  2. Homologous regulators, CnfR1 and CnfR2, activate expression of two distinct nitrogenase gene clusters in the filamentous cyanobacterium Anabaena variabilis ATCC 29413.

    PubMed

    Pratte, Brenda S; Thiel, Teresa

    2016-06-01

    The cyanobacterium Anabaena variabilis has two Mo-nitrogenases that function under different environmental conditions in different cell types. The heterocyst-specific nitrogenase encoded by the large nif1 gene cluster and the similar nif2 gene cluster that functions under anaerobic conditions in vegetative cells are under the control of the promoter for the first gene of each cluster, nifB1 or nifB2 respectively. Associated with each of these clusters is a putative regulatory gene called cnfR (patB) whose product has a C-terminal HTH domain and an N-terminal ferredoxin-like domain. CnfR1 activates nifB1 expression in heterocysts, while CnfR2 activates nifB2 expression. A cnfR1 mutant was unable to make nitrogenase under aerobic conditions in heterocysts while the cnfR2 mutant was unable to make nitrogenase under anaerobic conditions. Mutations in cnfR1 and cnfR2 reduced transcripts for the nif1 and nif2 genes respectively. The closely related cyanobacterium, Anabaena sp. PCC 7120 has the nif1 system but lacks nif2. Expression of nifB2:lacZ from A. variabilis in anaerobic vegetative cells of Anabaena sp. PCC 7120 depended on the presence of cnfR2. This suggests that CnfR2 is necessary and sufficient for activation of the nifB2 promoter and that the CnfR1/CnfR2 family of proteins are the primary activators of nitrogenase gene expression in cyanobacteria. PMID:26950042

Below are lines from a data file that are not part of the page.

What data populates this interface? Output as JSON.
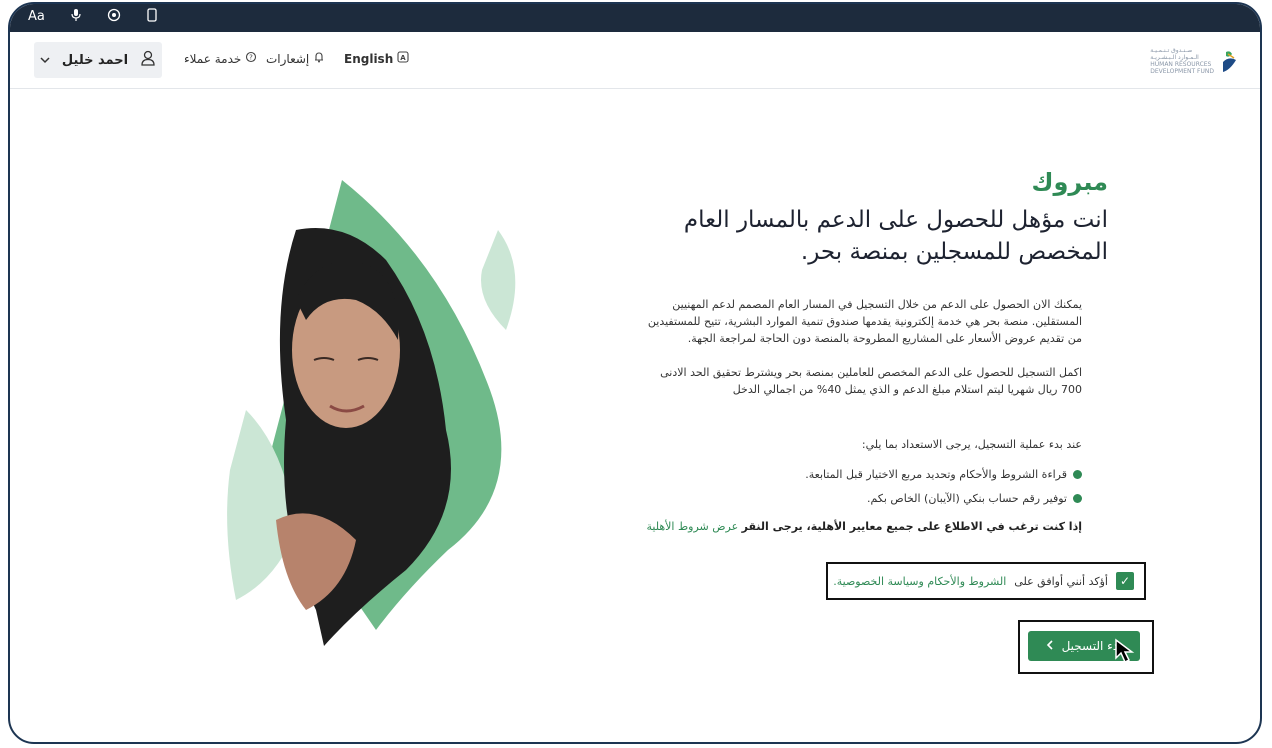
{
  "topbar": {
    "icons": [
      "text-size-icon",
      "microphone-icon",
      "eye-icon",
      "tablet-icon"
    ],
    "text_size_label": "Aa"
  },
  "header": {
    "user_name": "احمد خليل",
    "customer_service": "خدمة عملاء",
    "notifications": "إشعارات",
    "language": "English",
    "logo_lines": [
      "صـنـدوق تـنـمـيـة",
      "الـمـوارد الـبـشـريـة",
      "HUMAN RESOURCES",
      "DEVELOPMENT FUND"
    ]
  },
  "content": {
    "congrats": "مبروك",
    "headline": "انت مؤهل للحصول على الدعم بالمسار العام المخصص للمسجلين بمنصة بحر.",
    "para1": "يمكنك الان الحصول على الدعم من خلال التسجيل في المسار العام المصمم لدعم المهنيين المستقلين. منصة بحر هي خدمة إلكترونية يقدمها صندوق تنمية الموارد البشرية، تتيح للمستفيدين من تقديم عروض الأسعار على المشاريع المطروحة بالمنصة دون الحاجة لمراجعة الجهة.",
    "para2": "اكمل التسجيل للحصول على الدعم المخصص للعاملين بمنصة بحر ويشترط تحقيق الحد الادنى 700 ريال شهريا ليتم استلام مبلغ الدعم و الذي يمثل 40% من اجمالي الدخل",
    "prep_title": "عند بدء عملية التسجيل، يرجى الاستعداد بما يلي:",
    "bullets": [
      "قراءة الشروط والأحكام وتحديد مربع الاختيار قبل المتابعة.",
      "توفير رقم حساب بنكي (الآيبان) الخاص بكم."
    ],
    "eligibility_text": "إذا كنت ترغب في الاطلاع على جميع معايير الأهلية، يرجى النقر",
    "eligibility_link": "عرض شروط الأهلية",
    "consent_text": "أؤكد أنني أوافق على",
    "consent_link": "الشروط والأحكام وسياسة الخصوصية.",
    "start_button": "بدء التسجيل"
  },
  "colors": {
    "accent": "#2f8a55",
    "frame": "#1d3552",
    "topstrip": "#1d2b3d"
  }
}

  3. Isolation of full-length RNA from a thermophilic cyanobacterium.

    PubMed

    Luo, X Z; Stevens, S E

    1997-11-01

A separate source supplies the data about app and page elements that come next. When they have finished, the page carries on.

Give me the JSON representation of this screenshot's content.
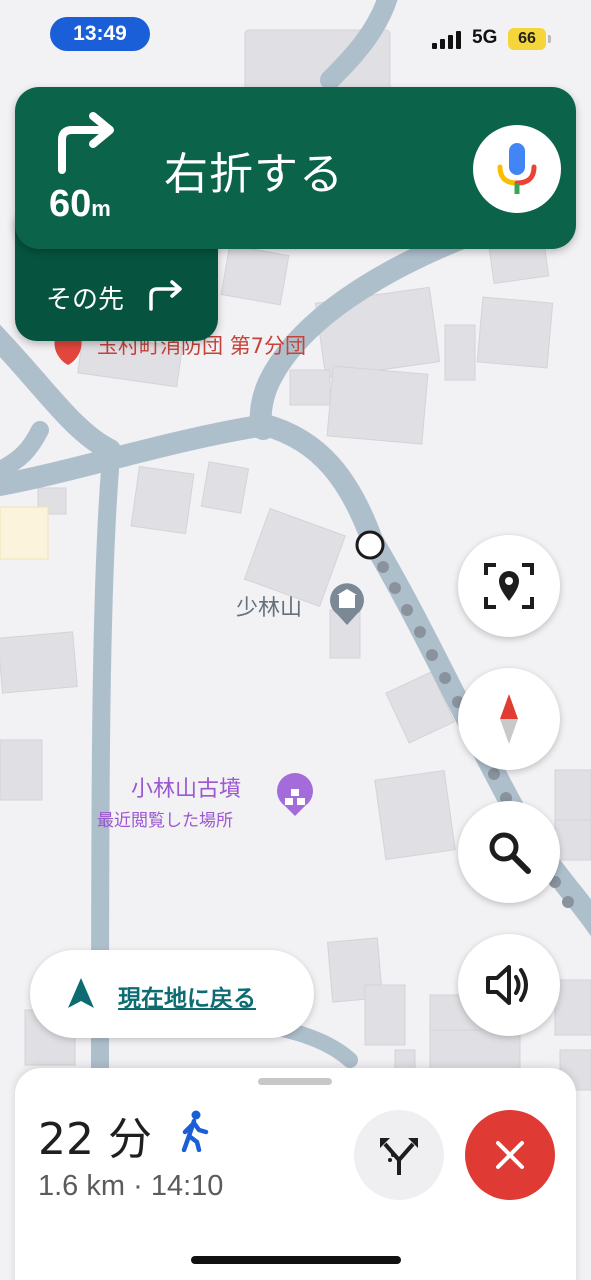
{
  "status_bar": {
    "time": "13:49",
    "network": "5G",
    "battery": "66",
    "colors": {
      "time_pill": "#1a5ed8",
      "battery": "#f5d53a"
    }
  },
  "navigation": {
    "maneuver_icon": "turn-right-icon",
    "distance_value": "60",
    "distance_unit": "m",
    "instruction": "右折する",
    "then_label": "その先",
    "then_icon": "turn-right-icon",
    "mic_icon": "google-mic-icon",
    "colors": {
      "banner": "#0b634a",
      "then_panel": "#065440"
    }
  },
  "map": {
    "poi_red_label": "玉村町消防団 第7分団",
    "poi_temple_label": "少林山",
    "poi_purple_label": "小林山古墳",
    "poi_purple_sublabel": "最近閲覧した場所",
    "colors": {
      "road": "#aebfcc",
      "building": "#e0dfe3",
      "route_dots": "#8a939d",
      "poi_purple": "#a46bdb",
      "poi_red": "#e2473d",
      "poi_gray": "#7b8896"
    }
  },
  "controls": {
    "recenter_label": "現在地に戻る",
    "buttons": [
      "location-pin-focus-icon",
      "compass-icon",
      "search-icon",
      "volume-icon"
    ]
  },
  "trip": {
    "duration": "22 分",
    "mode_icon": "walking-icon",
    "distance": "1.6 km",
    "separator": "·",
    "arrival": "14:10",
    "alt_routes_icon": "alternate-routes-icon",
    "close_icon": "close-icon"
  }
}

    Isolation of full-length mRNA without degradation is critical in the study of in vivo gene regulation and transcription, cDNA synthesis and reverse transcription (RT)-PCR. It is particularly difficult to isolate full-length mRNA from thermophiles, which have higher turnover rates of mRNA degradation. Mastigocladus laminosus is a thermophilic heterocystous cyanobacterium. The assay of M. laminosus cell lysates showed that RNase activity was high and was resistant to the conventional guanidine thiocyanate and 2-mercaptoethanol denaturation methods. The mRNA isolated by several conventional methods was completely degraded. A method was developed to purify full-length mRNA by a combination of fast cooling, vanadyl-ribonucleoside-complex inhibition, phenol-chloroform-isoamyl alcohol extraction, lithium chloride precipitation and the lysing of cells with the French Press. This method produced high-quality, full-length mRNA in high yield. Purified mRNA was suitable for Northern blotting, cDNA synthesis and RT-PCR. This method could be applicable to other thermophiles in which the RNase activity is high and/or is resistant to guanidine thiocyanate. PMID:9383558

  4. Purification and characterization of Microcystis aeruginosa (freshwater cyanobacterium) lectin.

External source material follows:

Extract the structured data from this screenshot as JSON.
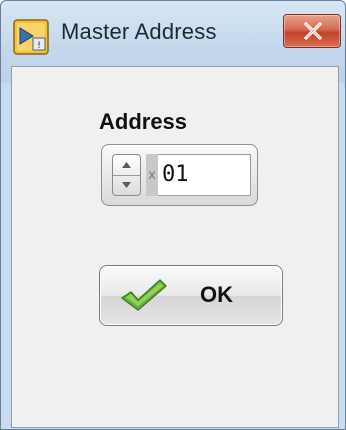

    PubMed

    Yamaguchi, M; Jimbo, M; Sakai, R; Muramoto, K; Kamiya, H

    1998-03-01

    Microcystis aeruginosa, strain M228, a laboratory culture of freshwater cyanobacterium, showed hemagglutinating activity against rabbit, horse and human ABO erthrocytes. Crossed absorption tests revealed the presence of a single type of lectin in the extract of M228 strain cells. The lectin, termed MAL, was purified in combination with the affinity chromatography on acid-treated agarose gel and the gel permeation chromatography in an electrophoretically pure form. MAL was a glycoprotein containing 7.8% neutral sugars and was composed of a single polypeptide having a molecular weight of 57 kDa. Isoelectric point was estimated to be pH 6.4. Hemagglutinating activity of the lectin was inhibited effectively by N-acetyl-D-galactosamine and by glycoproteins. D-galactose and lactose also showed moderate inhibitory activity. The destruction of the hemagglutinating activity by a 2-mercaptoethanol treatment suggests the presence of intra-chain disulfide bond(s) essential for the activity in the molecule. The sequence of the amino-terminal region of MAL was determined as Val-Leu-Ala-Ser-Leu-Val-Ser-Thr-Ser-Gln-Ala-Gly-Ser-Leu-Glu-Leu-Leu- Ala [corrected]. PMID:9734343